“A base by any other name or agreement is still a base” he added.
Bayan says that the US basing strategy has evolved over the years. The US fiscal crisis makes it difficult for the country to maintain formal bases such as those in Clark and Subic. The US is now after flexible basing opportunities where its allies will assume the costs of hosting the troops. The key however is still permanent presence and the type of operations undertaken in these facilities.
In the official US document Sustaining Global Leadership, Priorities for 21st Century Defense, the US government laid out that “whenever possible, we will develop innovative, low-cost, and small-footprint approaches to achieve our security objectives, relying on exercises, rotational presence, and advisory capabilities.”
EDCA expands tax perks to US contractors
Bayan also called on Congress to look into the expansion of tax perks to US military contractors giving services to US forces. Article VII Sec.1 of the EDCA gives the same tax-exempt status to US contractors when it comes to the use of utilities such as water and electricity.

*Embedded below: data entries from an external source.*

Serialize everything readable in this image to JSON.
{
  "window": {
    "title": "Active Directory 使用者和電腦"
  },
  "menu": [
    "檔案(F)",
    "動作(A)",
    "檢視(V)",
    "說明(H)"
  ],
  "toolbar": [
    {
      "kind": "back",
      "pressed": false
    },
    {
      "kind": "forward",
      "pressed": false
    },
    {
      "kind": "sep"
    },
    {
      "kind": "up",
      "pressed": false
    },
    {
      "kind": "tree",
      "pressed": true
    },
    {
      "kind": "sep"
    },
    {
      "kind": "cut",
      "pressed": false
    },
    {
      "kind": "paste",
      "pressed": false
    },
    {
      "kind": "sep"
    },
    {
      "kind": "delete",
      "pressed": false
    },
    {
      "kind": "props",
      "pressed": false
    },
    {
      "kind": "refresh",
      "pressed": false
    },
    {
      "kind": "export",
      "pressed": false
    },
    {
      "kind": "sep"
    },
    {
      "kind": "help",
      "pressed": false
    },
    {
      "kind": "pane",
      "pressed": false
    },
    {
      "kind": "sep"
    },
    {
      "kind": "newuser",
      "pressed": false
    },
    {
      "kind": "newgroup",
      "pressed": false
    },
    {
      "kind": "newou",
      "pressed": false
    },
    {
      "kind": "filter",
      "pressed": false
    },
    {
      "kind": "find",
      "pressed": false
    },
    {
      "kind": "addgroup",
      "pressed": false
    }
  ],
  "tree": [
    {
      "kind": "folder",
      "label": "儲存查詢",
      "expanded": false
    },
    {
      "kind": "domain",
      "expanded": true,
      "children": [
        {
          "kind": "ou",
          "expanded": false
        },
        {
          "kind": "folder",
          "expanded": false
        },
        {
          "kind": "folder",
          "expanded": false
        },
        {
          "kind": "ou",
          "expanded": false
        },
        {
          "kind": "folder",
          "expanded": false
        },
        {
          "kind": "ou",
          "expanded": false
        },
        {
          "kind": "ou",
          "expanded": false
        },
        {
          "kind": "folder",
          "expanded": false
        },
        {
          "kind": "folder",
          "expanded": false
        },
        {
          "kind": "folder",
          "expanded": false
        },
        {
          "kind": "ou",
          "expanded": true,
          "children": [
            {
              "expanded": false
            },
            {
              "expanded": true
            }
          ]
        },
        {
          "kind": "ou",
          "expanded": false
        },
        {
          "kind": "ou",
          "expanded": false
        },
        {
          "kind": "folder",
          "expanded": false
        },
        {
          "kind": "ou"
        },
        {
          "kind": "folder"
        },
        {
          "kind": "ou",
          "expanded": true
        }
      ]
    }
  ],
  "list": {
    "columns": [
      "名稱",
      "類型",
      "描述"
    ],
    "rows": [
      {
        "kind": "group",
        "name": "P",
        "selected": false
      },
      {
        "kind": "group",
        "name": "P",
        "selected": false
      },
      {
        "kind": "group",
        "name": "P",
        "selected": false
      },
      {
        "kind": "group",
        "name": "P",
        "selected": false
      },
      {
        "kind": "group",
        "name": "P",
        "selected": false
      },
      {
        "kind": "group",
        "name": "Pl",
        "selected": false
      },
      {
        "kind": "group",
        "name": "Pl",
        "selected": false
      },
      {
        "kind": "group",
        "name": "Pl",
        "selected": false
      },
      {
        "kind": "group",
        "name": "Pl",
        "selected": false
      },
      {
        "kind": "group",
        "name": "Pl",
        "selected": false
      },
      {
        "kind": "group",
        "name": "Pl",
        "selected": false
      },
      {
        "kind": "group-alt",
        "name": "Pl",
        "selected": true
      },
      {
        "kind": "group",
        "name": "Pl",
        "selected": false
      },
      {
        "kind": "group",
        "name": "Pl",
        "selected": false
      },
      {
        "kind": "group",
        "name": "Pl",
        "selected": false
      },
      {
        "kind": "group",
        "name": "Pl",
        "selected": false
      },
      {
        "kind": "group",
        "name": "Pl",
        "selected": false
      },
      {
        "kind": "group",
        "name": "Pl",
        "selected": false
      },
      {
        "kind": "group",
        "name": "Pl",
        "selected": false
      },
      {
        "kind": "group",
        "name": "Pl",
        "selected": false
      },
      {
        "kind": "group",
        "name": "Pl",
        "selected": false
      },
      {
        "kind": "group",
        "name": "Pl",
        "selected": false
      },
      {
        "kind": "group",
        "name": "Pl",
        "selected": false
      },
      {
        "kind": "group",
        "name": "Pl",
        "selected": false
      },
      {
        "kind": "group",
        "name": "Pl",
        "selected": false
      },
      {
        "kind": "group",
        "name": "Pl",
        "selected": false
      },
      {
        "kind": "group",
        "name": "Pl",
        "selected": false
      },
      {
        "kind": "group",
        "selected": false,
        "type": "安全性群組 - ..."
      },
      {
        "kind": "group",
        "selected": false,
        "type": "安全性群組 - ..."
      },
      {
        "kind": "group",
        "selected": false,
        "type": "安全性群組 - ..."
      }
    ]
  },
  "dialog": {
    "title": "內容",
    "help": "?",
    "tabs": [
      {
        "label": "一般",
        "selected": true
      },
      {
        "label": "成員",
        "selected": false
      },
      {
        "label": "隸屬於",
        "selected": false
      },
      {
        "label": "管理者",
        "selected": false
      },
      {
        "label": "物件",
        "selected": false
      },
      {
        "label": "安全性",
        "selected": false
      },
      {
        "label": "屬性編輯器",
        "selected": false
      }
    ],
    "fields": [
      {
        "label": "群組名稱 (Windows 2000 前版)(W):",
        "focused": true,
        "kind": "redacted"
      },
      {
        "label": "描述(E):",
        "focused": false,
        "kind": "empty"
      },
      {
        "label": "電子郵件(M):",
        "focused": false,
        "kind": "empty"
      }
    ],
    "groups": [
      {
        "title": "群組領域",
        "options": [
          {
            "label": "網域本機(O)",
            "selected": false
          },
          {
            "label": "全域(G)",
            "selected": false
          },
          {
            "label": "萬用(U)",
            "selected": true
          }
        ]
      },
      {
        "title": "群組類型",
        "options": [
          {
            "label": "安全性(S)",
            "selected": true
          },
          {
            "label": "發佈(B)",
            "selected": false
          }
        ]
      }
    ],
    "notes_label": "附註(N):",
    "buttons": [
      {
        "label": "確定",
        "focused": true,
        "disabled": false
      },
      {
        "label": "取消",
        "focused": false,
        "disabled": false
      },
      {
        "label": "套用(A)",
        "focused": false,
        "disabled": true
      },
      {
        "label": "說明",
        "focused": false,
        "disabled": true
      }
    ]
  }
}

In fact the taxes for utilities will be borne by the Philippine government according to the agreement. The EDCA defines the military contractors as those firms under contract with the US Department of Defense. “We will in effect be subsidizing even the private military contractors and help increase their profits. Why on earth will we do that? Why make the Filipino people subsidize these private businesses?” Reyes asked.
The tax perks for US contractors is a new feature in EDCA not found in the previous Visiting Forces Agreement. In fact the VFA makes no mention of private defense contractors at all.
US defense contractors such as Huntington Ingalls, the biggest builder of US aircraft carriers and nuclear submarines, now operates in Subic to service US ships. ###